**Task statement**
The response must contain every line from the records below that has "value".

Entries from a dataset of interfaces

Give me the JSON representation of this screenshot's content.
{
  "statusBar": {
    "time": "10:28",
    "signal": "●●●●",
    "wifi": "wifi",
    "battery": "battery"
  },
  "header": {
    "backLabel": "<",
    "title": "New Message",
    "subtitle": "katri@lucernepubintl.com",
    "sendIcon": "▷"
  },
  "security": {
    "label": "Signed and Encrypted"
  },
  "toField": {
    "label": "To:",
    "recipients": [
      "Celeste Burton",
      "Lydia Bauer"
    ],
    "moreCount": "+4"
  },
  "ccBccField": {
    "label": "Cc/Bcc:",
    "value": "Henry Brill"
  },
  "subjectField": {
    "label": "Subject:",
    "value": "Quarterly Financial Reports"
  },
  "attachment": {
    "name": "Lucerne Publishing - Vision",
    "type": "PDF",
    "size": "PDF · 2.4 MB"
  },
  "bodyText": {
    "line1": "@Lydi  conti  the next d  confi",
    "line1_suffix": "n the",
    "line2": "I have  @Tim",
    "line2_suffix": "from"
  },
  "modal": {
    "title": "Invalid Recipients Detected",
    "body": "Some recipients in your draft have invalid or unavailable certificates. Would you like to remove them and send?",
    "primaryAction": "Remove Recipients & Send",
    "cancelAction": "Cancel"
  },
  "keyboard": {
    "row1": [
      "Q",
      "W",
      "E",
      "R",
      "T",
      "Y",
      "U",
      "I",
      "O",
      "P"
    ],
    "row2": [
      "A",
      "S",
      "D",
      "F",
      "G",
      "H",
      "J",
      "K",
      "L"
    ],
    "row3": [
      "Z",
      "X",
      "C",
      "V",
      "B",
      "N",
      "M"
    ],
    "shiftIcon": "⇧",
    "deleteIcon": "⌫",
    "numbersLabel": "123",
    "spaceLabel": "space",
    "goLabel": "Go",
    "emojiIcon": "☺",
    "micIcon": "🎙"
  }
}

**Solution to this exercise**
    "value": "Henry Brill"
    "value": "Quarterly Financial Reports"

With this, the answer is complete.